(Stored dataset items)
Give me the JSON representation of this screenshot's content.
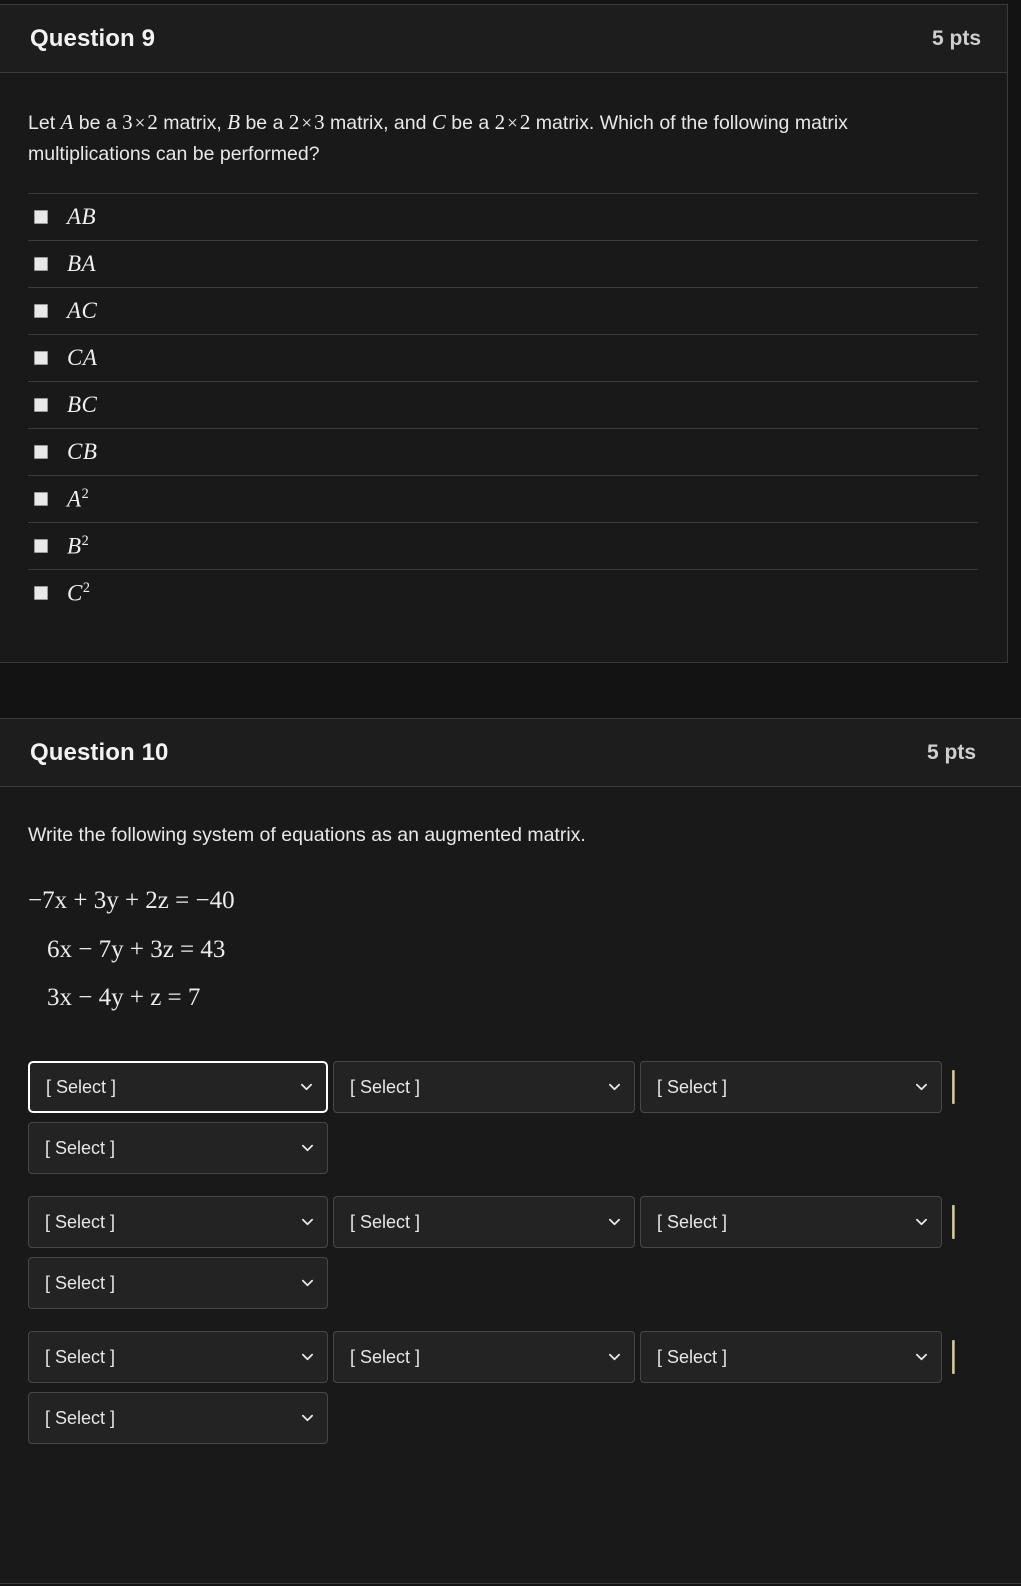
{
  "question9": {
    "title": "Question 9",
    "points": "5 pts",
    "prompt": {
      "segment1": "Let ",
      "var_a": "A",
      "segment2": " be a ",
      "dim1_rows": "3",
      "times1": "×",
      "dim1_cols": "2",
      "segment3": " matrix, ",
      "var_b": "B",
      "segment4": " be a ",
      "dim2_rows": "2",
      "times2": "×",
      "dim2_cols": "3",
      "segment5": " matrix, and ",
      "var_c": "C",
      "segment6": " be a ",
      "dim3_rows": "2",
      "times3": "×",
      "dim3_cols": "2",
      "segment7": " matrix. Which of the following matrix multiplications can be performed?"
    },
    "options": [
      {
        "label": "AB",
        "base": "AB",
        "sup": ""
      },
      {
        "label": "BA",
        "base": "BA",
        "sup": ""
      },
      {
        "label": "AC",
        "base": "AC",
        "sup": ""
      },
      {
        "label": "CA",
        "base": "CA",
        "sup": ""
      },
      {
        "label": "BC",
        "base": "BC",
        "sup": ""
      },
      {
        "label": "CB",
        "base": "CB",
        "sup": ""
      },
      {
        "label": "A2",
        "base": "A",
        "sup": "2"
      },
      {
        "label": "B2",
        "base": "B",
        "sup": "2"
      },
      {
        "label": "C2",
        "base": "C",
        "sup": "2"
      }
    ]
  },
  "question10": {
    "title": "Question 10",
    "points": "5 pts",
    "prompt": "Write the following system of equations as an augmented matrix.",
    "equations": [
      "−7x + 3y + 2z = −40",
      "6x − 7y + 3z = 43",
      "3x − 4y + z = 7"
    ],
    "select_placeholder": "[ Select ]",
    "matrix_rows": [
      {
        "cells": [
          "[ Select ]",
          "[ Select ]",
          "[ Select ]"
        ],
        "augment": "[ Select ]",
        "bar": "|"
      },
      {
        "cells": [
          "[ Select ]",
          "[ Select ]",
          "[ Select ]"
        ],
        "augment": "[ Select ]",
        "bar": "|"
      },
      {
        "cells": [
          "[ Select ]",
          "[ Select ]",
          "[ Select ]"
        ],
        "augment": "[ Select ]",
        "bar": "|"
      }
    ]
  },
  "colors": {
    "page_background": "#131313",
    "card_background": "#191919",
    "header_background": "#1d1d1d",
    "border": "#3a3a3a",
    "text_primary": "#e8e8e8",
    "select_background": "#232323",
    "focus_ring": "#ffffff",
    "augment_bar": "#d9d2a3"
  }
}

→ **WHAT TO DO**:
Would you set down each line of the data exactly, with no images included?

→ **TASK SOLUTION**:
Give me the JSON representation of this screenshot's content.
{
  "question9": {
    "title": "Question 9",
    "points": "5 pts",
    "prompt": {
      "segment1": "Let ",
      "var_a": "A",
      "segment2": " be a ",
      "dim1_rows": "3",
      "times1": "×",
      "dim1_cols": "2",
      "segment3": " matrix, ",
      "var_b": "B",
      "segment4": " be a ",
      "dim2_rows": "2",
      "times2": "×",
      "dim2_cols": "3",
      "segment5": " matrix, and ",
      "var_c": "C",
      "segment6": " be a ",
      "dim3_rows": "2",
      "times3": "×",
      "dim3_cols": "2",
      "segment7": " matrix. Which of the following matrix multiplications can be performed?"
    },
    "options": [
      {
        "label": "AB",
        "base": "AB",
        "sup": ""
      },
      {
        "label": "BA",
        "base": "BA",
        "sup": ""
      },
      {
        "label": "AC",
        "base": "AC",
        "sup": ""
      },
      {
        "label": "CA",
        "base": "CA",
        "sup": ""
      },
      {
        "label": "BC",
        "base": "BC",
        "sup": ""
      },
      {
        "label": "CB",
        "base": "CB",
        "sup": ""
      },
      {
        "label": "A2",
        "base": "A",
        "sup": "2"
      },
      {
        "label": "B2",
        "base": "B",
        "sup": "2"
      },
      {
        "label": "C2",
        "base": "C",
        "sup": "2"
      }
    ]
  },
  "question10": {
    "title": "Question 10",
    "points": "5 pts",
    "prompt": "Write the following system of equations as an augmented matrix.",
    "equations": [
      "−7x + 3y + 2z = −40",
      "6x − 7y + 3z = 43",
      "3x − 4y + z = 7"
    ],
    "select_placeholder": "[ Select ]",
    "matrix_rows": [
      {
        "cells": [
          "[ Select ]",
          "[ Select ]",
          "[ Select ]"
        ],
        "augment": "[ Select ]",
        "bar": "|"
      },
      {
        "cells": [
          "[ Select ]",
          "[ Select ]",
          "[ Select ]"
        ],
        "augment": "[ Select ]",
        "bar": "|"
      },
      {
        "cells": [
          "[ Select ]",
          "[ Select ]",
          "[ Select ]"
        ],
        "augment": "[ Select ]",
        "bar": "|"
      }
    ]
  },
  "colors": {
    "page_background": "#131313",
    "card_background": "#191919",
    "header_background": "#1d1d1d",
    "border": "#3a3a3a",
    "text_primary": "#e8e8e8",
    "select_background": "#232323",
    "focus_ring": "#ffffff",
    "augment_bar": "#d9d2a3"
  }
}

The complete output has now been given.